  • LAW JD 854: White Collar Crime
    The past several years have witnessed an explosion in white collar criminal prosecutions: Arthur Andersen, Martha Stewart, Bernard Madoff and Jeffrey Skilling (Enron) to name a few. The purpose of this Course is to teach present-day "white collar crime" practice, including the elements of principal federal statutes and the special procedures followed by prosecutors. The course will review the theoretical bases of modern "white collar crime" prosecution, the major statutes in a prosecutor's "tool-box" (mail and wire fraud, securities fraud, bribery and extortion, obstruction of justice, RICO, and perjury) and procedural aspects of white collar crime (such as, grand jury process and sentencing). Students will learn significant and interesting recent cases and the prosecutorial and defensive techniques employed in white collar crime cases. Upon successful completion of the course, students will be familiar with the statutes, procedures, and methods of issue analysis employed by prosecutors and private lawyers in "white collar crime" practice. OFFERING PATTERN: This class not offered every year. Students are advised to take this into account when planning their long-term schedule.
  • LAW JD 855: Land Use
    This course covers a wide range of laws, regulations, and policy considerations that influence and govern the development of land. Classes will focus on real-world projects, including adaptive re-use of a historic building and construction of a high-rise tower, to explore the complex legal work that underpins modern real estate projects. Readings will include a mix of project-specific legal documents and casebook readings. Specific topics will include historic preservation, zoning and permitting, title and due diligence, eminent domain, real estate finance, easements and licenses, and environmental and "green building" issues. Readings and discussion will build on core property law concepts but there are no pre-requisites for this course.
  • LAW JD 857: Intellectual Property

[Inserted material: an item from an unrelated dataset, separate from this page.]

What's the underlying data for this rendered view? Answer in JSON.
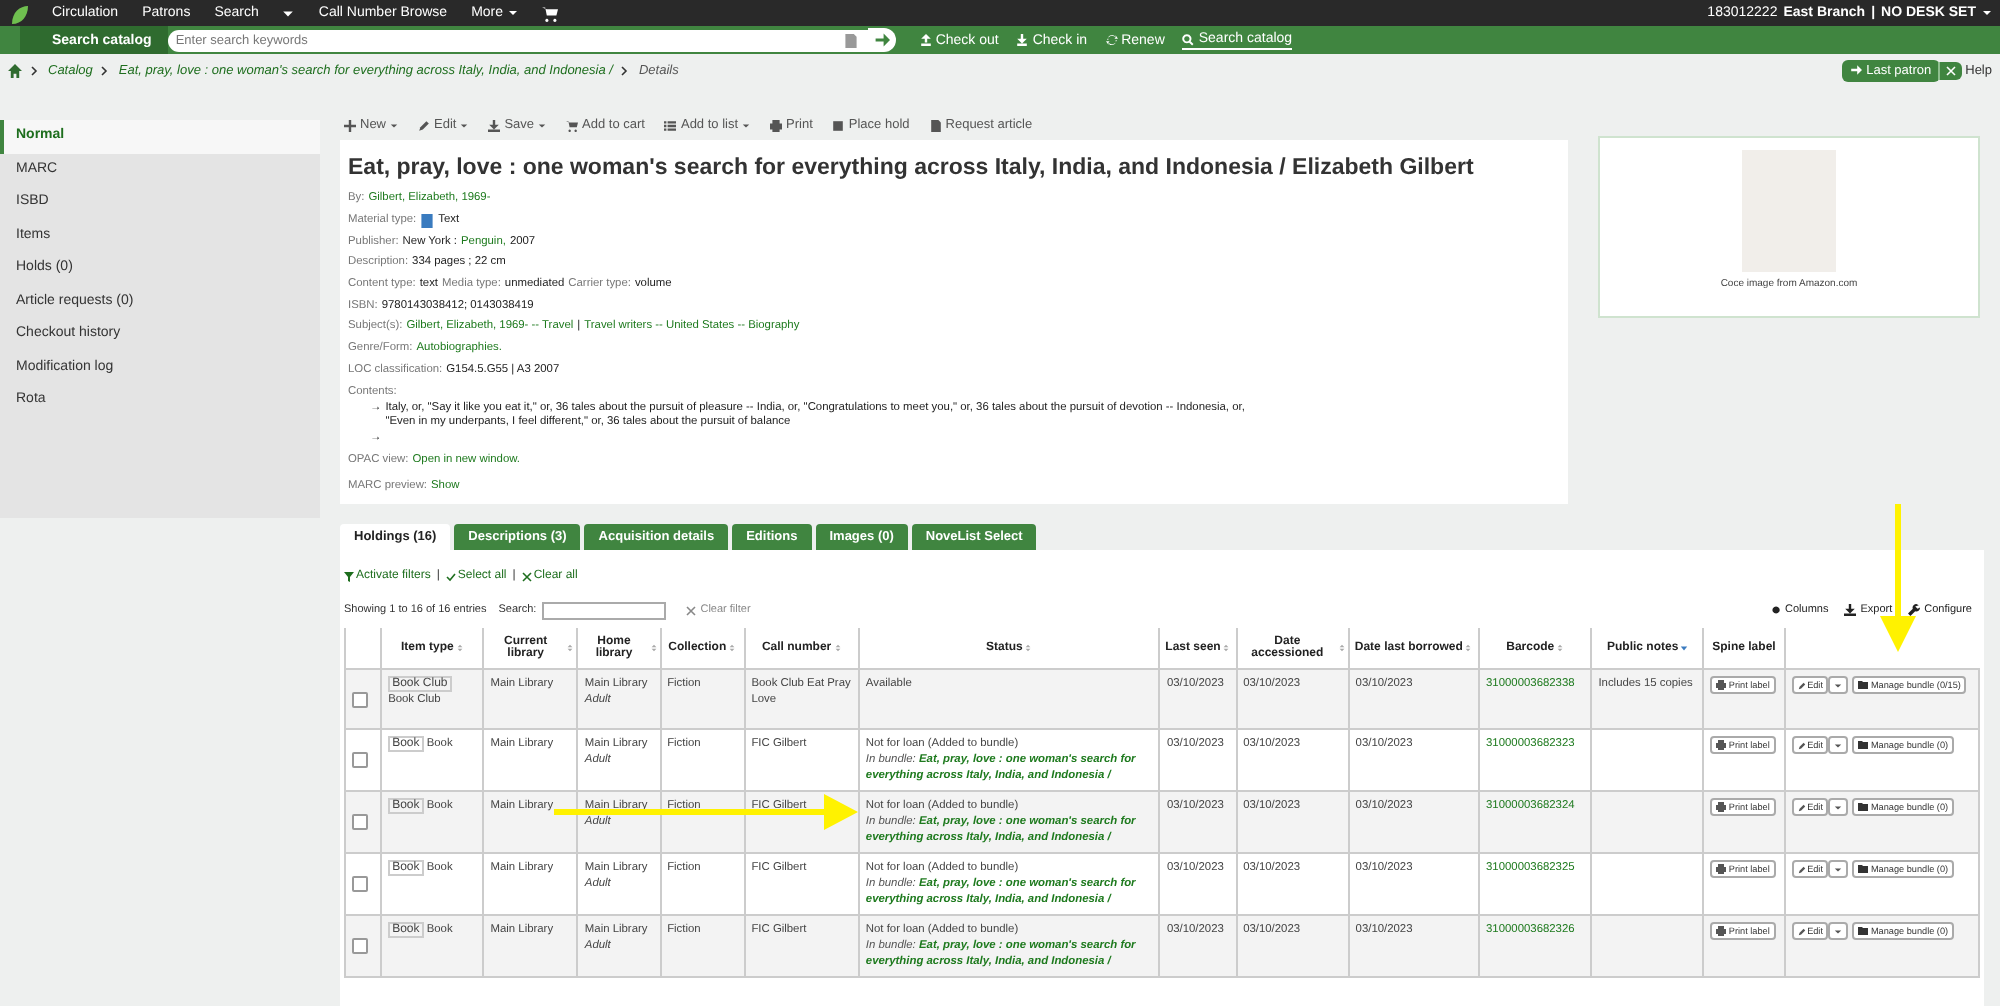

    This course explores how the law deals with the products of creative activity. The range of subject matter is large, embracing things as different as mechanical inventions and melodies; baubles and boat designs; catalogues, computers and cartoons. Among the areas of potential coverage are federal copyright law, federal trademark law, state law theories of unfair competition, trade secret law, patent law, state rights of publicity, and misappropriation. Also considered will be whether federal law should preempt the efforts of state judges and legislatures to regulate intellectual products.